Child custody cases depend on a number of important factors. One of those factors is the child endangerment history of both parents. If you or the other parent have a history of endangerment, then you could lose your custody rights. Find out how your history of child endangerment can impact your custody case.
How Does Endangerment Impact Child Custody?
During child custody hearings, a judge makes many important considerations. For one, she needs to consider the bond between a child and a parent. Additionally, she needs to decide what is in the best interest of the child. However, much of the judge’s decision relies on past behavior of each parent. And if your past behavior resulted in child endangerment, then you may have a problem.
Child endangerment occurs when you knowingly put your child in harm’s way. It does not matter whether the harm is physical or mental. Whether negligence or recklessness was the cause of endangerment, an individual could face charges. Endangerment comes in many forms. For example, it could be something minor, like leaving a child unattended. However, it could be something more serious, like driving drunk with a child in your car.
Although child endangerment charges vary in severity, the court always takes them seriously. If you have a past child endangerment charge, then a judge will hold it against you in your battle for custody rights.
Why Does it Matter?
Children depend on their parents for everything. If you can’t keep your child safe from harm, then a judge might think that you are unsafe to be a parent. Even one endangerment incident is enough for her to believe that you might be unfit to be a parent. In a custody case, a judge needs to decide what is best for a child based on the information that she has about the parents. If that information points to you being an unfit parent, then she will take it into consideration.
Of course, child endangerment doesn’t always make you an unfit parent. Sometimes, you are a victim of circumstance. Although a judge might look into the situation surrounding your charges, it might not make a difference. The judge could still decide to deny you basic custody rights. It depends on the judge, your lawyer, and the fitness of the other parent.
What Could Happen?

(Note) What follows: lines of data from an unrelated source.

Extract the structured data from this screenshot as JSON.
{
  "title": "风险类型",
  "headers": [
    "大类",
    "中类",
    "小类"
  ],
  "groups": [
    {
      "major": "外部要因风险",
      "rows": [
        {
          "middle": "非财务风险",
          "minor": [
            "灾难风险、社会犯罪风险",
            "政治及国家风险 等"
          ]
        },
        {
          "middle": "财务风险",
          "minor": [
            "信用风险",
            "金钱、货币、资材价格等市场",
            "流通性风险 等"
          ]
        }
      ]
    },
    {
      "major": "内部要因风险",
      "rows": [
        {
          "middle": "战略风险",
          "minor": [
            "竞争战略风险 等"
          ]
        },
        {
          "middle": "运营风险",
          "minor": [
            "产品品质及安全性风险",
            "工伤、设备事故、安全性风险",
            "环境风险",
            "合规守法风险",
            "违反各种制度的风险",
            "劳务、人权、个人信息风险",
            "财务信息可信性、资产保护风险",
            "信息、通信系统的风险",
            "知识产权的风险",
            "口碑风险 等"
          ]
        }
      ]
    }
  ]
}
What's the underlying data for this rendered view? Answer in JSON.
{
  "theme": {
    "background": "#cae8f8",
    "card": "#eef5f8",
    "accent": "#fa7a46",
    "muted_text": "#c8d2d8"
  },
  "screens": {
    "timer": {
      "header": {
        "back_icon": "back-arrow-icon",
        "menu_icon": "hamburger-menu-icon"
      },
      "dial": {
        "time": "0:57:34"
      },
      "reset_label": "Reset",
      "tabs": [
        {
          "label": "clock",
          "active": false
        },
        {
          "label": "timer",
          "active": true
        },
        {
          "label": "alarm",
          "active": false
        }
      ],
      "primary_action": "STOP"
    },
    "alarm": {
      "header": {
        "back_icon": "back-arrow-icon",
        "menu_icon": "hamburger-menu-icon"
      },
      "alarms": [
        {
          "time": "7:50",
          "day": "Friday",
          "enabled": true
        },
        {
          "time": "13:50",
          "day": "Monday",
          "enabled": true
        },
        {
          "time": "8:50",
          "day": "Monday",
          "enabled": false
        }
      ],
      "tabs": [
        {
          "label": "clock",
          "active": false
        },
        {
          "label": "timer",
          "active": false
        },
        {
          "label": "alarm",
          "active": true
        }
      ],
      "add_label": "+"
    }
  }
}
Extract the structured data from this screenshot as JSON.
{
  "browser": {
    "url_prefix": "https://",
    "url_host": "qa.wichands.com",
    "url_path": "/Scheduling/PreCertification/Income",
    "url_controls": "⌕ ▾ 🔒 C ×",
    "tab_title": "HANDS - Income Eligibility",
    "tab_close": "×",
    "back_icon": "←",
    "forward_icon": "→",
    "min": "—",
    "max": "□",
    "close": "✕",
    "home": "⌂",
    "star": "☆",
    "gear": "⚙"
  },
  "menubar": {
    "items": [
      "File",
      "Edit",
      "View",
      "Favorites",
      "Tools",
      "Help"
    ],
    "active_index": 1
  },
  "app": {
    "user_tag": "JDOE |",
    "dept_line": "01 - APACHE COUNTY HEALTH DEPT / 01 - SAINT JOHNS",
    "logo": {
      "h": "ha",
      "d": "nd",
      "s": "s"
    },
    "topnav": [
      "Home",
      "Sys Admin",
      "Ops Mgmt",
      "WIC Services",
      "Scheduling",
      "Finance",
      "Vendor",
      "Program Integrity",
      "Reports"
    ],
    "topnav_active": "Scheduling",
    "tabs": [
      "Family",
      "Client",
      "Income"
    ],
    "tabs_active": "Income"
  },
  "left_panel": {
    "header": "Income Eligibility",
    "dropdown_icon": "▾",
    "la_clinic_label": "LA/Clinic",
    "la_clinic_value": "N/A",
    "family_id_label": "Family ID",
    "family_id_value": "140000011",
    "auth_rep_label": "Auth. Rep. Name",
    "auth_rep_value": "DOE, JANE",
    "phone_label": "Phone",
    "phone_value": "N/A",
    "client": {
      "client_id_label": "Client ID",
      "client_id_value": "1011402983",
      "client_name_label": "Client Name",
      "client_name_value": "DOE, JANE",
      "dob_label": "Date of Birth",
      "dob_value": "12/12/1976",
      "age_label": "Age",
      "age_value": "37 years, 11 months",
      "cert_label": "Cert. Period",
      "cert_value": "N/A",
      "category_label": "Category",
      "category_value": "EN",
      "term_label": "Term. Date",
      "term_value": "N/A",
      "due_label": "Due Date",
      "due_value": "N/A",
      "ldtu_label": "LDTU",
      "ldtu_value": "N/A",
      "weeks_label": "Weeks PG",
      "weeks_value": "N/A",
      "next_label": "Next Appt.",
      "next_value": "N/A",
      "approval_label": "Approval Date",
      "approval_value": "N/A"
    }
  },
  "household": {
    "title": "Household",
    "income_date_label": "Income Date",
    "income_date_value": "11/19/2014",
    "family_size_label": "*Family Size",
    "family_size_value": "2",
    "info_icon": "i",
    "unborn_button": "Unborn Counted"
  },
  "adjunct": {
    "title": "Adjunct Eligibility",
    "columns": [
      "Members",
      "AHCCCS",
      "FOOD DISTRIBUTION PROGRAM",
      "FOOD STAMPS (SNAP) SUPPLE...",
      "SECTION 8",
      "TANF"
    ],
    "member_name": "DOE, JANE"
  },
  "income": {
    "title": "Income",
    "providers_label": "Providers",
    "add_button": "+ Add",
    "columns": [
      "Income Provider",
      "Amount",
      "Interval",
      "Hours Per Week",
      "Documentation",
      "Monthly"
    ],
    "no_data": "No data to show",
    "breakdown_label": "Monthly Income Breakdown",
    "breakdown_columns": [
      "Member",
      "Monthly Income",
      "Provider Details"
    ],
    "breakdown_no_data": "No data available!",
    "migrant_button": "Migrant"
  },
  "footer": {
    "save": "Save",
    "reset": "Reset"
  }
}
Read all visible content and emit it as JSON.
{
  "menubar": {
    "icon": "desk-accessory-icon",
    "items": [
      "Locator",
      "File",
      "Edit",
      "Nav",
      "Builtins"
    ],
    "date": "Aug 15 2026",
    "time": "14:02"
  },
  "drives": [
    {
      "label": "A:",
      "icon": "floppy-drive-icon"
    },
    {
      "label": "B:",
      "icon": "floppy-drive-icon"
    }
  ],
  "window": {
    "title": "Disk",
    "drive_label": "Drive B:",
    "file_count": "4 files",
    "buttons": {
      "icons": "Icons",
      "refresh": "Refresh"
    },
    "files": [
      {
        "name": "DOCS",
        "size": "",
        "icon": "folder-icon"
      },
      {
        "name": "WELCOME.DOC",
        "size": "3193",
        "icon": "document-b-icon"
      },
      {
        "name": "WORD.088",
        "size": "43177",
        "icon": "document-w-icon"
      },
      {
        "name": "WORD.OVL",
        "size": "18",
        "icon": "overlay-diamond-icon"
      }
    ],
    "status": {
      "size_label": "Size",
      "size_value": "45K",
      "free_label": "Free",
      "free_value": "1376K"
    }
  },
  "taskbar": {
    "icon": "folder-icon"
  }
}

If a judge believes that your endangerment charges are less serious, she may still choose to take away some custody rights. Instead of completely taking away your rights, she could do the following:
- Reduce the amount of visitation hours that you get
- Prevent you from getting any overnight visits with your child
- Only allow you to have supervised visitation. In this case, a third-party would monitor every one of your visits
The amount of restrictions that you face depend on many other factors. However, these restrictions are only common in minor endangerment charges. If your charge was a serious offense, then the judge could choose to withhold all of your rights as a parent.
As with many other issues, judges have a great deal of flexibility when it comes to making a decision. There is no set standard for behavior. While judges need to adhere to rules and regulations, they don’t have to rely on a set protocol for making a ruling. For example, one judge might believe that child endangerment of any kind is unacceptable. If he feels that way, then he could choose to withhold all of your rights as a parent. Meanwhile, another judge could have a different opinion. She could believe that child endangerment does not mean that you should lose your rights. Instead of withholding them all, she might offer you supervised visitation.
The only way to know what could happen in your custody case is to speak to a lawyer. When your lawyer assesses your case, he can tell you about the possible outcomes. He can also come up with a strategy to get you the best possible outcome. Without getting expert legal advice, there is no way for you to know what to expect in court.
Fighting for Your Custody Rights
If you have a history of child endangerment, then you need to fight hard for your custody rights. Even a minor incident is enough for a judge to limit your rights. When you go to court, a judge will take the incident very seriously. You need an experienced lawyer to stand up for you in court.
Your child endangerment history might not be a reason to deny you custody rights. After all, everyone makes mistakes. If your charges were a misunderstanding or a genuine mistake, then you deserve a second chance. A lawyer can explain the situation to a judge. He might be able to get you the custody agreement that you want. However, it’s not easy. Contact a lawyer today to find out what he can do for you.